These findings are important, for they underscore the connection between good sleep and cardiovascular health.
Unfortunately, poor sleep and unhealthy hearts are all too common in the United States. Cardiovascular diseases (diseases of the heart and blood vessels) are the leading cause of death for American men and women, claiming about 650,000 lives each year.
That’s one in every four deaths.
And Americans are significantly sleep deprived. Up to 70 million have a chronic sleep disorder severe enough to affect their daytime ability to function.
This study suggests that having healthy sleep patterns could lower the risk of developing heart disease, stroke and other cardiovascular diseases by as much as a third.
Plenty of previous research has examined the relationship between sleep and cardiovascular disease. But most of those studies focused on a single sleep-related problem, such as not getting enough sleep or snoring.
The authors of new study — a team led by Dr. Lu Qi, director of the Tulane University Obesity Research Center — decided to take a broader look at the topic. First, they created a “healthy sleep score” that combined five separate factors:
- being a “morning” rather than an “evening” person;
- sleeping 7 to 8 hours most nights (the recommended amount for adults);

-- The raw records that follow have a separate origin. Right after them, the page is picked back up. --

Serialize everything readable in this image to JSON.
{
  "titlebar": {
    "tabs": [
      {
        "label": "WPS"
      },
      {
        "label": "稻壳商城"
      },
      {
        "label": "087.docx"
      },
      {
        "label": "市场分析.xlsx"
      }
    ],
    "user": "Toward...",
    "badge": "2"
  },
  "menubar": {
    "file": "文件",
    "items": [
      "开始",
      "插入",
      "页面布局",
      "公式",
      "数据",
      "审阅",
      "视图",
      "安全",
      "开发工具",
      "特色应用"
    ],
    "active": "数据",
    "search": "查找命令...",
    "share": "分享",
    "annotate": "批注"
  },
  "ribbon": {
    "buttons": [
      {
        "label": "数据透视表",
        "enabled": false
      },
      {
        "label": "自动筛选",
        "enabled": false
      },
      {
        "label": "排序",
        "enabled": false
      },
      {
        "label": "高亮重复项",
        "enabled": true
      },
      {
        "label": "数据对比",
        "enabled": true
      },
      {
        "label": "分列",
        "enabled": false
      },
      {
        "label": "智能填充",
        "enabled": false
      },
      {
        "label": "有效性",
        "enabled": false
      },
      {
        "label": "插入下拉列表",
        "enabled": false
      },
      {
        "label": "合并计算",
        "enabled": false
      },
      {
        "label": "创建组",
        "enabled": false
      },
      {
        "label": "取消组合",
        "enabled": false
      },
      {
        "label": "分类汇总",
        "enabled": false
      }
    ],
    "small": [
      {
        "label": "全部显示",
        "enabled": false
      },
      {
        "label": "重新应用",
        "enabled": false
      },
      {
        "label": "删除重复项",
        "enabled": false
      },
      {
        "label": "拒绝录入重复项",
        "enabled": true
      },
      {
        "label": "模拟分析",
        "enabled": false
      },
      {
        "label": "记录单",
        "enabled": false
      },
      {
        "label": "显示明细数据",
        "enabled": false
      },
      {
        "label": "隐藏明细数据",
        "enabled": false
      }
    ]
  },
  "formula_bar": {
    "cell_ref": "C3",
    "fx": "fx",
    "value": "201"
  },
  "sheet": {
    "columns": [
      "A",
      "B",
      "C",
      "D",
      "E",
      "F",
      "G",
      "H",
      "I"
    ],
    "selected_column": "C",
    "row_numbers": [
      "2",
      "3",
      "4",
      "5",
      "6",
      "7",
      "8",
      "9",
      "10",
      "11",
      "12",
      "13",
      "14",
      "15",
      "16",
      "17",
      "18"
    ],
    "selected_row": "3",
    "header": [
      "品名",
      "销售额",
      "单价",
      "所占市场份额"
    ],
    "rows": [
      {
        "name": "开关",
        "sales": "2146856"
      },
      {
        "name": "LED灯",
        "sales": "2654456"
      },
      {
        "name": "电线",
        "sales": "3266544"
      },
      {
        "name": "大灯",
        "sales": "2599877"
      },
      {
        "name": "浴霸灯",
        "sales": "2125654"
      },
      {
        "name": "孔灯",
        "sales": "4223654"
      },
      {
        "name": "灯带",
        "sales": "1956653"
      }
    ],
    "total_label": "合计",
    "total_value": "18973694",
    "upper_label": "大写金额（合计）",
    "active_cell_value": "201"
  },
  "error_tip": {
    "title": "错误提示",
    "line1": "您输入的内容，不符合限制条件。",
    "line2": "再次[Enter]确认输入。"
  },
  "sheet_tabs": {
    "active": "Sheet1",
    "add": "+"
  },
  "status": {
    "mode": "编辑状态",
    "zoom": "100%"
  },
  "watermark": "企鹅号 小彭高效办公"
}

- never or rarely experiencing insomnia (difficulty falling asleep or waking in the night);
- not snoring; and
- not being sleepy during the daytime.
The researchers then applied that sleep score (one point for each factor) to 385,292 British adults who were participating in UK Biobank, an ongoing study aimed at finding better ways to prevent, diagnose and treat a wide range of serious and life-threatening illnesses, including cardiovascular disease. The participants were aged 37 to 73 when they were recruited into the study, and none had cardiovascular disease at that time.
At the start of the study, the participants filled out detailed questionnaires about their lifestyle behaviors, including their sleep patterns. They also provided genetic samples.
About 22 percent of the participants had sleep scores of 5 (the healthiest), while about 2 percent has scores of 0 or 1 (the least healthiest).
Qi and his colleagues followed the participants for an average of 8.5 years. During that period, 7,280 of them developed heart disease or stroke.
“We wanted to test whether the relation between sleep scores and cardiovascular outcomes was different according to the genetic risk. This is the first time this has been done,” says Qi in a released statement.
“We also wanted to estimate the proportion of cardiovascular problems that would not have occurred if all participants had a healthy sleep pattern, if we assume there is a causal relationship,” he adds.
After adjusting the data for a number of factors that can affect both sleep quality and cardiovascular risk, such as age, body mass index, smoking and physical activity levels, the researchers found a link between the participants’ sleep scores at the start of the study and their likelihood of developing cardiovascular disease by its end.
Specifically, they found that compared to those with an unhealthy sleep score of 0-1, those with a healthy score of 5 had a 35 percent lower risk of cardiovascular disease, including a 34 percent reduced risk of heart disease and stroke.
This meant there were almost seven fewer cases of cardiovascular disease per 1,000 people per year among those with a sleep score of 5 than among those with a score of 0-1.
Yet, it wasn’t only the people with the highest sleep scores who saw their risk fall. Each point above an unhealthy score appeared to drop the risk of heart attacks or stroke by about 8 percent.
The researchers then looked to see if genetic risk for cardiovascular disease affected the findings. It did. People with a high genetic risk were less likely to develop heart disease and stroke if they had healthy sleep patterns.
Limitations and implications
This study is observational, which means it can’t prove cause and effect. Indeed, as the study’s authors point out, although none of the participants had signs of cardiovascular disease at the start of the study, those with poor sleep patterns may have had another undetected health problem that contributed to their risk of cardiovascular disease.
Another limitation of the study was that the participants reported their own sleep patterns. Such self-reports can be unreliable. In addition, most of the UK Biobank participants are of European descent, so the study’s findings may not be applicable to broader populations.
Despite these limitations, Qi believes the study’s findings suggest, at a minimum, “that it is essential to consider overall sleep behaviors when considering a person’s risk of heart disease or stroke.”
“If the link between sleep and cardiovascular disease proves to be causal, then more than a tenth of all heart disease and strokes would not have occurred if all the participants had a healthy sleep score of five,” he points out.